Record excerpts: Begin

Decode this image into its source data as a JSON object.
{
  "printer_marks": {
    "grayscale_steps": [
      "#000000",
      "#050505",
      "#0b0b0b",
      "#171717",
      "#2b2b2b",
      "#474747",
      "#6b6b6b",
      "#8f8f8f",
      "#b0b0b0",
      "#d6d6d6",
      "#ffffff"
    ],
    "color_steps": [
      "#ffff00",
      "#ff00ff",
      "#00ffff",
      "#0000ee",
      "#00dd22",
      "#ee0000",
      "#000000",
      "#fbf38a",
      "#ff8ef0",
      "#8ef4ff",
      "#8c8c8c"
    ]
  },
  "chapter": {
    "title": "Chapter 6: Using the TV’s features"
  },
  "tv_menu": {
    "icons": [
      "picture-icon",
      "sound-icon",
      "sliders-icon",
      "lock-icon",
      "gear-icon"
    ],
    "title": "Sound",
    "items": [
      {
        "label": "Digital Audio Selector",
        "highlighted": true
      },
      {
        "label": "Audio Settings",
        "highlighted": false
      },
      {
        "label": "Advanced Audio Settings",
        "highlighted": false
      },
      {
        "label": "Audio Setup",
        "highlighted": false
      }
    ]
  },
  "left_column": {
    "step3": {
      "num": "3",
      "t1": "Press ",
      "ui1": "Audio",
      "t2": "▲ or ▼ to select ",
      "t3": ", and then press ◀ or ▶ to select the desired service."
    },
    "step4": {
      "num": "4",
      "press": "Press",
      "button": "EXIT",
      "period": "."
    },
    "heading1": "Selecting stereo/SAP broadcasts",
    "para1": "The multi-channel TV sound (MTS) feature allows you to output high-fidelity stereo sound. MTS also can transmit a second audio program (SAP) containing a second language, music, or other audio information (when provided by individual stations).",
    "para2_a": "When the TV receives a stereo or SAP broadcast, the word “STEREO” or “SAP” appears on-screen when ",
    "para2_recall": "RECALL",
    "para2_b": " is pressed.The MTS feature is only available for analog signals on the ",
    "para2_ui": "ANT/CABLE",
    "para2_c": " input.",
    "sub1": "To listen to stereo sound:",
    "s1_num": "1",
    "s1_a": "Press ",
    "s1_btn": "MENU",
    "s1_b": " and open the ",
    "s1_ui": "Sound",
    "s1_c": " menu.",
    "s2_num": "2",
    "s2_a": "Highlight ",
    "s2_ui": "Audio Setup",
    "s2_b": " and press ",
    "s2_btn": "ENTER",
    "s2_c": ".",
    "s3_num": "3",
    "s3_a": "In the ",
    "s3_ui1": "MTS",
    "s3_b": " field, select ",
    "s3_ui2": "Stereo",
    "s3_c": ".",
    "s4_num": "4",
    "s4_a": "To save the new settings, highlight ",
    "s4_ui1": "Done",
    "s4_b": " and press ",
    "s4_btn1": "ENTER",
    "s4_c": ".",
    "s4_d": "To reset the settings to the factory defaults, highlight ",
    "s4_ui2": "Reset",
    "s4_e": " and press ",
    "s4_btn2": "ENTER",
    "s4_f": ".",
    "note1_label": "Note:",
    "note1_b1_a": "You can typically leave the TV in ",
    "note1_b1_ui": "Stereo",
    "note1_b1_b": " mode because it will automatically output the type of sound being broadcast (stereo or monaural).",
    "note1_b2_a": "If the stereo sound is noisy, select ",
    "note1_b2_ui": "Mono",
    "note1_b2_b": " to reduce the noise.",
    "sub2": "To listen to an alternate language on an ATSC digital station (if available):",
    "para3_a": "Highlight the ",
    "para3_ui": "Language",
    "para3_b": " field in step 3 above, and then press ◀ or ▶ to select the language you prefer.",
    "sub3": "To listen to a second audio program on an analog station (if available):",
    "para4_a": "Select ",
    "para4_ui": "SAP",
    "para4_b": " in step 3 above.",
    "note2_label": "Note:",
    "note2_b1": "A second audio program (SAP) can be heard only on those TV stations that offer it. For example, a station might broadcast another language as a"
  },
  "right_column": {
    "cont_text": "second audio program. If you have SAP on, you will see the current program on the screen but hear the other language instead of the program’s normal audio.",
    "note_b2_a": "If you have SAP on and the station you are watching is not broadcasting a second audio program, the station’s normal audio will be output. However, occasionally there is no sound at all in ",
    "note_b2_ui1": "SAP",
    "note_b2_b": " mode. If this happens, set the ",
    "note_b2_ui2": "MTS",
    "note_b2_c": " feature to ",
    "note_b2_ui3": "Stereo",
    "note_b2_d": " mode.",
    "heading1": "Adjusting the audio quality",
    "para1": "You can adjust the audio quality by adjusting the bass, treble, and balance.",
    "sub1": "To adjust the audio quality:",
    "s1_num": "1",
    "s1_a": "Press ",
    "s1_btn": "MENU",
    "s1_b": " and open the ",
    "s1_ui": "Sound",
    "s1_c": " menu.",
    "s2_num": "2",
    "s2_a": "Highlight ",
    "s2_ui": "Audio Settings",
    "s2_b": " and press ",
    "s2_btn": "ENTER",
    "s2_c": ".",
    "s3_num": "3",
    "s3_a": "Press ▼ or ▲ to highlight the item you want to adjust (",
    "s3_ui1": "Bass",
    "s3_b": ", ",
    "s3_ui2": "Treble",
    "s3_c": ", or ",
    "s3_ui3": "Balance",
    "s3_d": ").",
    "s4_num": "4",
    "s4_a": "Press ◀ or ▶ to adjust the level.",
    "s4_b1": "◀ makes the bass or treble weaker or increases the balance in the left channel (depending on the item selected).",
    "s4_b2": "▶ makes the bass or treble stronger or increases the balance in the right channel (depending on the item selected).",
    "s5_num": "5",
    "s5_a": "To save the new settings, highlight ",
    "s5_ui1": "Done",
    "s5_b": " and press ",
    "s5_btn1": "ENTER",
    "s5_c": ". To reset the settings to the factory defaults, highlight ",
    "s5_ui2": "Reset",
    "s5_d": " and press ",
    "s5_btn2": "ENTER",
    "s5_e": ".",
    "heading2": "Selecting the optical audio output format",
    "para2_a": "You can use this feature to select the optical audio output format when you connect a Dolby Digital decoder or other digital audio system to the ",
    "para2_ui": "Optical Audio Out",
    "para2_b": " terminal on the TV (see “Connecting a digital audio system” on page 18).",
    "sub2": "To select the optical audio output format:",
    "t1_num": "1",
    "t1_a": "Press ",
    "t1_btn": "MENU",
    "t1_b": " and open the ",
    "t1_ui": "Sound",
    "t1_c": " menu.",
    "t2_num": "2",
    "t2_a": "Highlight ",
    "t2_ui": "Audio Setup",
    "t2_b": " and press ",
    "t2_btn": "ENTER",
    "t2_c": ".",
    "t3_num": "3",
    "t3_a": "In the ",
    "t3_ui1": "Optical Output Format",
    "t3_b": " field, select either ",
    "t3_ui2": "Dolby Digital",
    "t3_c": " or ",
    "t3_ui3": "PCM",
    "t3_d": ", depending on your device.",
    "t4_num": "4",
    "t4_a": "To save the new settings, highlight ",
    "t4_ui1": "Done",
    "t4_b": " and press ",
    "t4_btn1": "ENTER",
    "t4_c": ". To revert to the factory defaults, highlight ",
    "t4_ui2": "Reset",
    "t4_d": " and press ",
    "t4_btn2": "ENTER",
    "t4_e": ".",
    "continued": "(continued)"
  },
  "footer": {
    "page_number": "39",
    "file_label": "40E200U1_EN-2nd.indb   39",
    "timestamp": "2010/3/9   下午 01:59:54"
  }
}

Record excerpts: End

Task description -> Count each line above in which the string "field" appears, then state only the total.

Solution -> 3